One should not be so quick to judge the slight nuances of dance when it comes to aligning it in a postmodern stature. I just viewed Trisha Brown Dance Company performance at UCLA’s Royce Hall this past weekend and although audience reaction varied it was definitely a very “different” type of experience in viewing dance.
First off, it challenged an audience’s preconceived notion of what constitutes as “dance” and the pleasure associated with watching it live on stage. Rather than indulging the audience in beautifully adorned dance costumes and lyrical music to delight in, Trisha Brown took a very different approach and structured it in a very eccentric manner, from the movements, to the music. The last dance, entitled Newark (Niweweorce) 1987 seems to be intended to move away from the actual dance and provide a theatrical element to the whole experience.
If Trisha Brown’s intention with her dance company was to show audience members that dance performance is more than just pretty songs, it’s about reaching heights of creative infusions that one may not have initially expected; then in a way she has succeeded in her creations. She seems to infuse various viewpoints associated with dance and takes them out of the box they’ve been kept in for so long, in turn bringing a new perspective to the stage. Whether one actually enjoys the performance or is left thinking what was that, they experienced a new view of dance that they may have never knew could possibly exist.
It’s an interesting concept to dishevel, she is inventing knew movements and ways to perceive dance. It seems as though Trisha Brown is engaging in a new level of intellect with her postmodern intentions, however many audience members may not understand it. In the last performance Newark seemed to blur the lines of masculine and feminine as the “identical,” at the same time the audience watched, waiting for something significant, a climax of sorts to take place for the finale, but it never does. In a sense it creates an ending that does not really end; kind of like Samuel Beckett’s Waiting For Godot. It becomes absurd, but it achieves its intention of absurdity.

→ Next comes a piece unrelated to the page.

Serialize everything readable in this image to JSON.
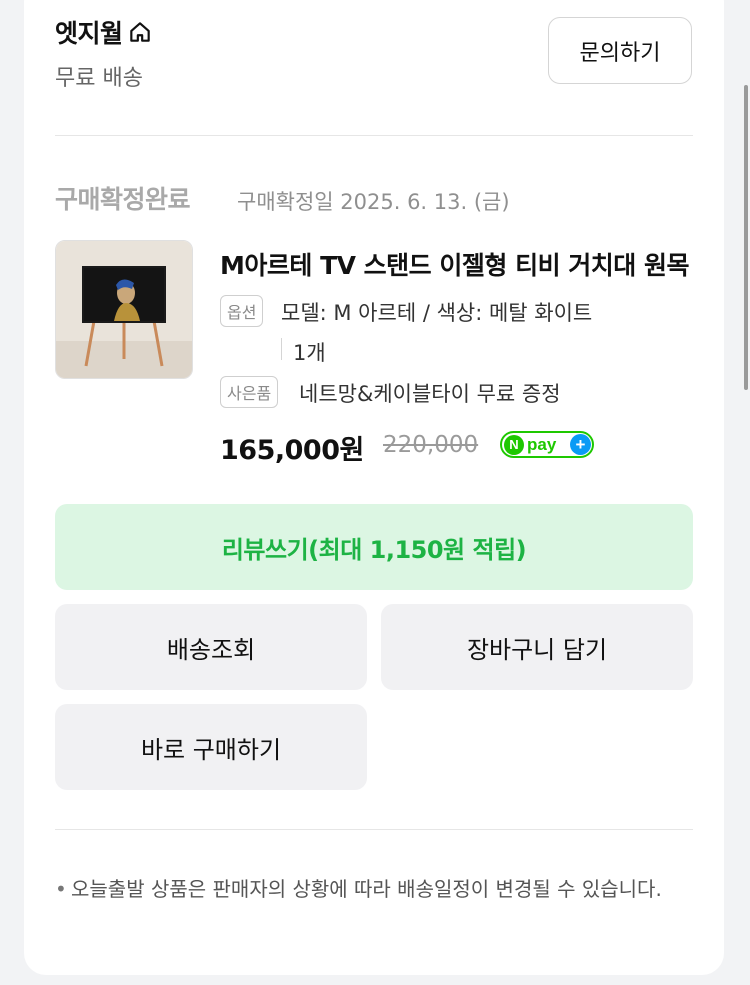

If you’re expecting to see a Catch me if you can, or Nutcracker ballet type Broadway spectacular you’ll be greatly disappointed and quite surprised!
This is a Postmodern Dance Performance!